----- Working data -----

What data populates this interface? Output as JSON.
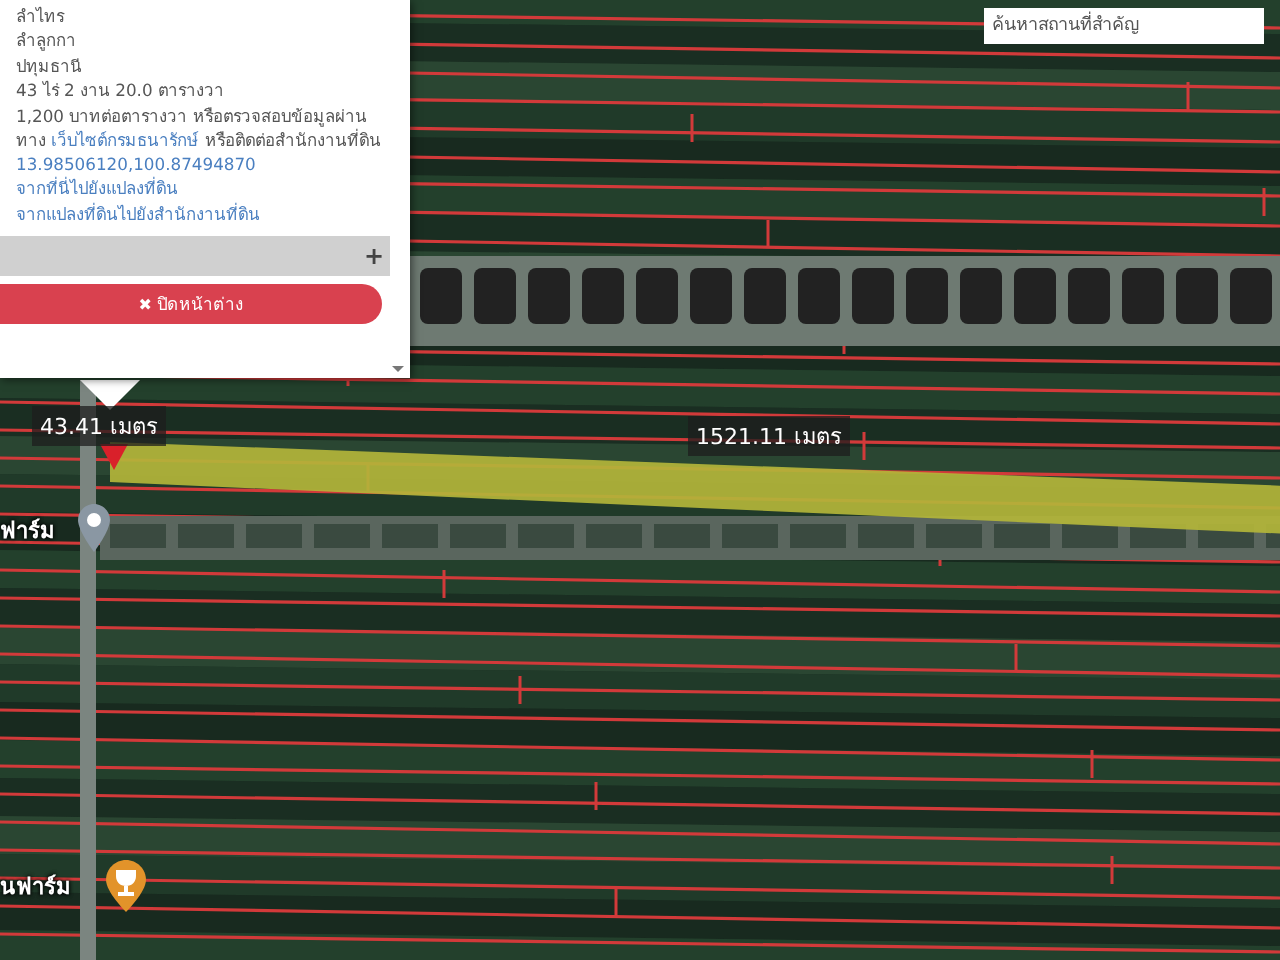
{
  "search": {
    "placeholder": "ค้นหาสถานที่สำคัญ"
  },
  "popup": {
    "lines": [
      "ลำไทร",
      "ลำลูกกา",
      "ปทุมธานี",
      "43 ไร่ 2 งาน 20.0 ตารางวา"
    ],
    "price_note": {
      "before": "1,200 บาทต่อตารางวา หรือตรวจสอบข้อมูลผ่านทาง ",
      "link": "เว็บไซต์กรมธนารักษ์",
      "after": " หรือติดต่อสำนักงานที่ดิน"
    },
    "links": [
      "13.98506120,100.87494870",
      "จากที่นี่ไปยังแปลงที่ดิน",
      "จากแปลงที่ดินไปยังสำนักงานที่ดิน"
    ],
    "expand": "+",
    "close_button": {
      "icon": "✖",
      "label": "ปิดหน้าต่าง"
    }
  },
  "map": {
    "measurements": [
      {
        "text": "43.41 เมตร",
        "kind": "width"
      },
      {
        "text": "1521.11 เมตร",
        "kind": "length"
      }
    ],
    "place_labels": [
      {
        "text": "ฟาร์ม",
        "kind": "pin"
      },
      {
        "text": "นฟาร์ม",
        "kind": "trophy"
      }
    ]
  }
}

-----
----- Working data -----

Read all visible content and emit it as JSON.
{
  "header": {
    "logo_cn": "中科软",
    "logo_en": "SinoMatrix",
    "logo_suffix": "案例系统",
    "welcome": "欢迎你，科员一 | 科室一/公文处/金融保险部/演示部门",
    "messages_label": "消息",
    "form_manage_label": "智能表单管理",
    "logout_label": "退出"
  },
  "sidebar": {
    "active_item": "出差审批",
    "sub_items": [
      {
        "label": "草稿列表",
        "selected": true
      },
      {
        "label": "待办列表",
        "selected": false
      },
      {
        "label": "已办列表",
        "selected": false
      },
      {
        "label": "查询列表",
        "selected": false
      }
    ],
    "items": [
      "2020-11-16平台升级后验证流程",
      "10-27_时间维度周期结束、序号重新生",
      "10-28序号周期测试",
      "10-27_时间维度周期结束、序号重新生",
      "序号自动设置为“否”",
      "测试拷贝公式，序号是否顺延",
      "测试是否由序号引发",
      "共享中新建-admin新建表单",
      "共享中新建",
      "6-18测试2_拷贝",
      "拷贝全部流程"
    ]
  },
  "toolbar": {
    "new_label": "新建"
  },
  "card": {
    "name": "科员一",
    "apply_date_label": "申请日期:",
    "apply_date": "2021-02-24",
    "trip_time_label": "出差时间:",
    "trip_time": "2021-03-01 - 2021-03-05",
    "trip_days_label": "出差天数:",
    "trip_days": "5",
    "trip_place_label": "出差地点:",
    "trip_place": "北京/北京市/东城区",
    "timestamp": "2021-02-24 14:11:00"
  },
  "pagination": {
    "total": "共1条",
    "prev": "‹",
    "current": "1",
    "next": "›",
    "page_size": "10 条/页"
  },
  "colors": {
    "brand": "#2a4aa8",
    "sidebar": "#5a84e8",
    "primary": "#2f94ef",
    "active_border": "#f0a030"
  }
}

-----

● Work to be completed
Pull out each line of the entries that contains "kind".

● Response to this exercise
        "kind": "width"
        "kind": "length"
        "kind": "pin"
        "kind": "trophy"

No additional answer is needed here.